Ah, the elegant chronometer. It’s true that a watch is really only meant to tell time, and that in today’s world of cheap smartphones, they do seem somewhat overrated to the practical type. However, there’s so much more to a chronometer than simply its minute and hour hands.
It’s been around for centuries, first as the pocket version, a little miniature clock carried by Swiss inventors, and then as the modern wrist-worn version, when soldiers in the early 20th century needed a way to tell time while keeping both hands on their weaponry.
Today, the chronometer is the prime accessory of elegance on the modern man. More so than a woman’s pair of earrings or a necklace, the chronometer is a symbol for what brand of man you espouse yourself to be. After all, its simplicity or ruggedness exudes a representative image of you, and how you choose to appear to the world. In this case, it tells so much more than just time.
However, you cannot just head off and buy any old product by eyeballing it. You could try, anwad chances are you’d be rather happy with your purchase. However, with just a little bit of research, you could save yourself quite a bit of money and learn a thing or two about the chronology of the chronometer. At the same time, you’ll have a better eye and idea for spotting fakes. There’s so much more to all this than what meets the eye. That’s why knowing a little bit more about them can go a long way to helping you find the right one for you and your wrist.
Terminology to Watch Out For

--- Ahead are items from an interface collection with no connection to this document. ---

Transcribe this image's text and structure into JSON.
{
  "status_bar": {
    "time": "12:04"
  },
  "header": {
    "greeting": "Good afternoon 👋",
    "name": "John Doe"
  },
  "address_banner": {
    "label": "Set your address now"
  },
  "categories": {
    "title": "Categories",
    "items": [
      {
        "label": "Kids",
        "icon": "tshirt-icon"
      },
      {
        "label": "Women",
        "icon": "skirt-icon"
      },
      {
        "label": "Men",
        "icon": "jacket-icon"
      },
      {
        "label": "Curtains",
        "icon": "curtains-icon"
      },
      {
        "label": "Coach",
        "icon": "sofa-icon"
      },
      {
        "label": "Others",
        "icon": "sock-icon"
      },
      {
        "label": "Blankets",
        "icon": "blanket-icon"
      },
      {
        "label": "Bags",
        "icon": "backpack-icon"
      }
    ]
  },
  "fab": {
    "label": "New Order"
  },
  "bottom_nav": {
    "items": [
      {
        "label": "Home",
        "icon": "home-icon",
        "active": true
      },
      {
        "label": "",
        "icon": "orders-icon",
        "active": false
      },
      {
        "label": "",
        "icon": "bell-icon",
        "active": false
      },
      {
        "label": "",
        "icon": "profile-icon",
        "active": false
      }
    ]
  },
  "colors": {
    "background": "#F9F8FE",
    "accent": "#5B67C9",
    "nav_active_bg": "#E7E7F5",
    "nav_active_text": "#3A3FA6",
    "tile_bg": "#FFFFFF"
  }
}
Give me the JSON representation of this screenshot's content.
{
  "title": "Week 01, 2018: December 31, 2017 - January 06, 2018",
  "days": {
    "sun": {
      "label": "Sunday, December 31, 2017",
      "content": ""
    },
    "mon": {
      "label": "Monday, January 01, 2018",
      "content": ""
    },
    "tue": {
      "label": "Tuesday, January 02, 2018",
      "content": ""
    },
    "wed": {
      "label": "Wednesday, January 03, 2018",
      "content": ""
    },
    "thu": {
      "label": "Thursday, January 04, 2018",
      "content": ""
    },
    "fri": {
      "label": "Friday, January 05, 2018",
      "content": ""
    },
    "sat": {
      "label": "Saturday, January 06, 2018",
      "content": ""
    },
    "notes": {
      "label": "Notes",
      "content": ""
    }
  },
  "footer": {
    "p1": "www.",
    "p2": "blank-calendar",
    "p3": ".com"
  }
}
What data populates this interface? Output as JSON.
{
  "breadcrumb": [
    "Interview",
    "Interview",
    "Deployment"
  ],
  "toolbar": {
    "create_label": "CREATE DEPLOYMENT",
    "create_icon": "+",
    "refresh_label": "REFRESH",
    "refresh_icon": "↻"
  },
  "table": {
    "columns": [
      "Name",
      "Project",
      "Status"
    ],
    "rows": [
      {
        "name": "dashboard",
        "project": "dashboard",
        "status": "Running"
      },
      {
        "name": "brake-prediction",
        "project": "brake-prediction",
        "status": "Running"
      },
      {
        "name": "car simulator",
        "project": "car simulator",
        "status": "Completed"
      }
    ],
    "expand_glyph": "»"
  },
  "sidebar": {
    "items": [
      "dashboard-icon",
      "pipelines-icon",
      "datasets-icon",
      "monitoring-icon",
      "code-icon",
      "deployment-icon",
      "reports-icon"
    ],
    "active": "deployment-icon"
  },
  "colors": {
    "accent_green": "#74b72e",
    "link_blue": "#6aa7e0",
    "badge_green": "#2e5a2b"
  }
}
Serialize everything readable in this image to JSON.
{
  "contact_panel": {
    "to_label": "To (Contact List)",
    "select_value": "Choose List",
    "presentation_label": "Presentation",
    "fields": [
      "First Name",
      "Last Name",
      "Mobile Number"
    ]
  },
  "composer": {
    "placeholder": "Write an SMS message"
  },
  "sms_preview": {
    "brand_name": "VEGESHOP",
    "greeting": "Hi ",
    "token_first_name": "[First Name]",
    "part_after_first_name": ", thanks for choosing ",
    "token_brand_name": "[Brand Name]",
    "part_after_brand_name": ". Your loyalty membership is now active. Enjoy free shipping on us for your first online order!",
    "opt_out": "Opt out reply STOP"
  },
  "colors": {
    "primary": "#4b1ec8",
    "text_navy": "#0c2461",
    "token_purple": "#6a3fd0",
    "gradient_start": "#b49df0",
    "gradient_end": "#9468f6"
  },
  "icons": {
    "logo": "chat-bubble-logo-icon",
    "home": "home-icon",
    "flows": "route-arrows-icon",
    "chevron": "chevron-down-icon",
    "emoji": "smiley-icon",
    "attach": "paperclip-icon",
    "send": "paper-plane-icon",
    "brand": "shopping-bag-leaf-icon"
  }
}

Some watches advertise themselves as chronometers. Others claim very boldly that they’re chronographs. A chronometer is simply a clock. Yet, to call itself a chronometer, it needs to be distinguished and tested by the Swiss Official Chronometer Control, which is the world’s foremost authority on the quality of a proud product, according to AskMen.
A chronograph, on the other hand, doesn’t need to be sent in to Switzerland. Instead, it’s got stopwatch functionality, hence the usage of the term “graph.”
The fun doesn’t stop there. Watches are made up of several moving and unmoving parts, some of which you already know about. There’s the minute hand, the second hand, and the hour hand, but there’s also the crown and bezel, and the difference between a quartz and an automatic mechanism. To keep things simple, here are a couple of terms you should be aware of as a buyer:
Bezel: Used to tell increments of time. It’s the movable ring above your crystal, and is often used by divers to keep time on how long they have before their air runs out.
Crown: The adjusting knob on the outside of your case, used to adjust time and/or date, depending on its mechanism.
Movement: This is an important term, because it determines the mechanism by which the machine is powered. Common examples are the Quartz Movement, Automatic Movement and Manual Movement.
Automatic Movement: Automatic mechanisms utilize a pendulum that keeps it running as long as the entire mechanism is moved, typically via force (i.e. the user walking around). These still need to be wound every so often.
Quartz Movement: More accurate than most mechanical movements, these use a quartz crystal oscillation to tell time. Quartz is piezoelectric, meaning that it generates a current when pressured physically.
Manual Movement: The original way to run a clock mechanism, a manual wind requires the user to turn the crown of a watch every one to two days to keep the whole thing running.
Which Would We Wear?
There are hundreds of other terms to learn about, but these are the most basic to consider when buying one, especially online. There are plenty of watches for men on sale on sites like DailySale, but asking the right questions is the key to finding the one for you. Does it come with a moveable bezel? Is it simple, or a complication? What kind of movement does it have?
Divers need more expensive and specialized devices than, say, the average layman. The same goes for a pilot or a soldier. However, when you’re in the market for a pure fashion item, your biggest concern should be price versus elegance.
You don’t want a hassle on your wrist, but you do want quality. However, while Rolex is the world’s most successful watch company, as per Statista, that doesn’t mean their quality goes unmatched on the market. That’s why you should compare specs, not just prices.
Quartz devices are popular because they often don’t have to be wound, but analog is much more charming than a digital build. The color scheme and flashiness of the face makes the difference. Ultimately, it’s a matter of what best fits your hair color, skin type, eye color, and usual clothing choice.